### RECORDS SUPPLIED

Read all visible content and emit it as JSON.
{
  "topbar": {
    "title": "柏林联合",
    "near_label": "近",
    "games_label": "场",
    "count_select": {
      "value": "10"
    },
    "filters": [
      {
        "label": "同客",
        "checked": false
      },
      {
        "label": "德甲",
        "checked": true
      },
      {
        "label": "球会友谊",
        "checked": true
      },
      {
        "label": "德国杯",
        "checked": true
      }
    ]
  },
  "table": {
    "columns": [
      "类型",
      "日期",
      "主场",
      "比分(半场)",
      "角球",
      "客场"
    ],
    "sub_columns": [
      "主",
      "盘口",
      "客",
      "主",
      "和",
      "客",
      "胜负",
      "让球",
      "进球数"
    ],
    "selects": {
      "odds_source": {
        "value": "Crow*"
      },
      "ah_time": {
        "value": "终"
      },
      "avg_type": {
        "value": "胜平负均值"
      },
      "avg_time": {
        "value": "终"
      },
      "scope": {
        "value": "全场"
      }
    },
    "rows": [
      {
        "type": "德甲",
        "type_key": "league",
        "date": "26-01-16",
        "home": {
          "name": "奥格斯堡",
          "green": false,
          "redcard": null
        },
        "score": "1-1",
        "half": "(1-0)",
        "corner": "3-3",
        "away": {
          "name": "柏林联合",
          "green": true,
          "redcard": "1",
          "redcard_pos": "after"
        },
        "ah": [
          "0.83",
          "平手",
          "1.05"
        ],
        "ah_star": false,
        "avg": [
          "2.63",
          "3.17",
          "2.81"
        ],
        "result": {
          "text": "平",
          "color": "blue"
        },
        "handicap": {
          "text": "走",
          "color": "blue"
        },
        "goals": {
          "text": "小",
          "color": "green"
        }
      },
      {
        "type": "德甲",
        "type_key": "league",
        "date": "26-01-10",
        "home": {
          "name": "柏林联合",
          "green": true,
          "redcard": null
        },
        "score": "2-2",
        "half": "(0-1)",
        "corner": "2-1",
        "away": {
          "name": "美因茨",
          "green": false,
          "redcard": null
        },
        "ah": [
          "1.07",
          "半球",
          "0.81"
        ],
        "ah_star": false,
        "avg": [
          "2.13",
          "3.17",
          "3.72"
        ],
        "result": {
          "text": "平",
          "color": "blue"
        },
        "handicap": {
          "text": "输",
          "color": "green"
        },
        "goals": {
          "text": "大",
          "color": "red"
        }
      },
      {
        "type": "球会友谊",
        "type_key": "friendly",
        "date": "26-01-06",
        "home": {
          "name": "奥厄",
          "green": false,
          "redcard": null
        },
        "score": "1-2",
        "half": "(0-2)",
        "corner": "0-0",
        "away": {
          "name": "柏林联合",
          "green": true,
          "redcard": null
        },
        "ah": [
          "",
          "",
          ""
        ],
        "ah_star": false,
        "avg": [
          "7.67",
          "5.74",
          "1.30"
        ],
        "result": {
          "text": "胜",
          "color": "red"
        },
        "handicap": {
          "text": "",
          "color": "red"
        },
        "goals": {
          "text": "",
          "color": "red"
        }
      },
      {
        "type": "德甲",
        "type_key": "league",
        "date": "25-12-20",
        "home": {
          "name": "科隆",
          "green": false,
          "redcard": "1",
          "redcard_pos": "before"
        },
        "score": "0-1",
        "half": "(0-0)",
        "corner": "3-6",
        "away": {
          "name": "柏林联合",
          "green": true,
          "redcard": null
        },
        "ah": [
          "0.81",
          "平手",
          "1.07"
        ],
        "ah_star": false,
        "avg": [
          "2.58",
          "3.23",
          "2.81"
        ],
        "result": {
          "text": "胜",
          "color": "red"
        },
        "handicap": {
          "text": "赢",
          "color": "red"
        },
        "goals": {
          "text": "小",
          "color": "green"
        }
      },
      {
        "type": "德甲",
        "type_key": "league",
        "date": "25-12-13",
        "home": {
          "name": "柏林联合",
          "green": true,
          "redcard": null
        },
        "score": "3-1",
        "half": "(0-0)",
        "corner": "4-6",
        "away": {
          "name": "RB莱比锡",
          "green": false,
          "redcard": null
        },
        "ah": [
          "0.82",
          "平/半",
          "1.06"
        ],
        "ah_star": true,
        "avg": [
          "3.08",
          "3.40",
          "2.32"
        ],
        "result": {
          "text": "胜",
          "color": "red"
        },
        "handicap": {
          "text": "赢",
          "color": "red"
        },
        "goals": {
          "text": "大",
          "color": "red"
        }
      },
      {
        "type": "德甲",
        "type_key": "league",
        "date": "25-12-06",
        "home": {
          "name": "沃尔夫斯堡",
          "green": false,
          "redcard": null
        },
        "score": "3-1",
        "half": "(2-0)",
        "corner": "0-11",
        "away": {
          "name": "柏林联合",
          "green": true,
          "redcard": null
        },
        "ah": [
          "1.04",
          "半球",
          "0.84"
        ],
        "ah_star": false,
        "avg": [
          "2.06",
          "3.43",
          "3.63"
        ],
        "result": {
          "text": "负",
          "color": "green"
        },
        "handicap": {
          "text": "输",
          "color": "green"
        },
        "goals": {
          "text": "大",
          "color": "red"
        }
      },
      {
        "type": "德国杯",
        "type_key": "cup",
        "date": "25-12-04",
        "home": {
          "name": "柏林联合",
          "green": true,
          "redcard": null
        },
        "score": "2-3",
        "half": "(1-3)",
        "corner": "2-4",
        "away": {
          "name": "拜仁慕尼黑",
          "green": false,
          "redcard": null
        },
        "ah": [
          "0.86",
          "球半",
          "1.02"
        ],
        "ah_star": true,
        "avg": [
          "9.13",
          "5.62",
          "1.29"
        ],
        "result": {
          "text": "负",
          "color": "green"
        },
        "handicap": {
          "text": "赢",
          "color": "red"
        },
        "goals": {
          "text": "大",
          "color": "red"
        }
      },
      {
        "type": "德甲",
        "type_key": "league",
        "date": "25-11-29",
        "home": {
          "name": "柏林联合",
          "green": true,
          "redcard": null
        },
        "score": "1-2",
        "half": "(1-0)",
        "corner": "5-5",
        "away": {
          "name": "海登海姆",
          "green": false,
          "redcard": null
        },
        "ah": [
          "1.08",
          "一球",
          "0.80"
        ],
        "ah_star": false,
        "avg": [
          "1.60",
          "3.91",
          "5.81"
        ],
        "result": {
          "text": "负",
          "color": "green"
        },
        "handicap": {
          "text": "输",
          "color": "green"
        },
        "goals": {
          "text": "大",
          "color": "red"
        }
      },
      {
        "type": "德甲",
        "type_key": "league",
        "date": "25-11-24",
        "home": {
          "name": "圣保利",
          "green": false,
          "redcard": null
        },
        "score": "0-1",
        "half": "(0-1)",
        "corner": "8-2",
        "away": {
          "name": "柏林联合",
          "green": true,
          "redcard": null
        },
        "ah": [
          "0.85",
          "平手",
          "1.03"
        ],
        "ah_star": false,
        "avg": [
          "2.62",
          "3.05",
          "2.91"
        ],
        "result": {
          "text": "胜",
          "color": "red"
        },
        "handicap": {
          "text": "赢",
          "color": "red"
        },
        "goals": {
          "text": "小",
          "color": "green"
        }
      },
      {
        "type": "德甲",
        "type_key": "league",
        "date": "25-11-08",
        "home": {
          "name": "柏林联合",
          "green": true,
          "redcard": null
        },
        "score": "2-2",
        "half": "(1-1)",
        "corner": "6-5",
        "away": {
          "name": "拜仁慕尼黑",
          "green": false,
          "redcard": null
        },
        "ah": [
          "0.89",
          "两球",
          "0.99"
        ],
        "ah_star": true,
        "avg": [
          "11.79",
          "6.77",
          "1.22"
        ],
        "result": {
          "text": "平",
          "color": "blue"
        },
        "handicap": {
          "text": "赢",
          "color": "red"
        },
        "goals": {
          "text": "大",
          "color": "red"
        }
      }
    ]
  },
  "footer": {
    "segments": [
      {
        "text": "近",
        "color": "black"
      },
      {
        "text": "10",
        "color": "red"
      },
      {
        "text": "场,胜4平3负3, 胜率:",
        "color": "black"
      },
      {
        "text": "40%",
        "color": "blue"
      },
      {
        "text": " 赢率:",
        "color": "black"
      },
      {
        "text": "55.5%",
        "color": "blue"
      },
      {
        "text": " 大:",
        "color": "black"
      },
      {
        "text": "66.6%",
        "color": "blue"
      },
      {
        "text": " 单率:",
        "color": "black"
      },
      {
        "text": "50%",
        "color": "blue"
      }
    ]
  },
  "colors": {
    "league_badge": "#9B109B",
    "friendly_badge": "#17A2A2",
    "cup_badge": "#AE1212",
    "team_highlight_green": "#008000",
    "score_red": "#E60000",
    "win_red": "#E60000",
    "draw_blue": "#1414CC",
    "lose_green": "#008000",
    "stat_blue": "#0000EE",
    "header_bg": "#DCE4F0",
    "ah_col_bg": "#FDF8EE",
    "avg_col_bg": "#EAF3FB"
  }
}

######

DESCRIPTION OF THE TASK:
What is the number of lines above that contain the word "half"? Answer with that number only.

ANSWER FOR THE TASK:
10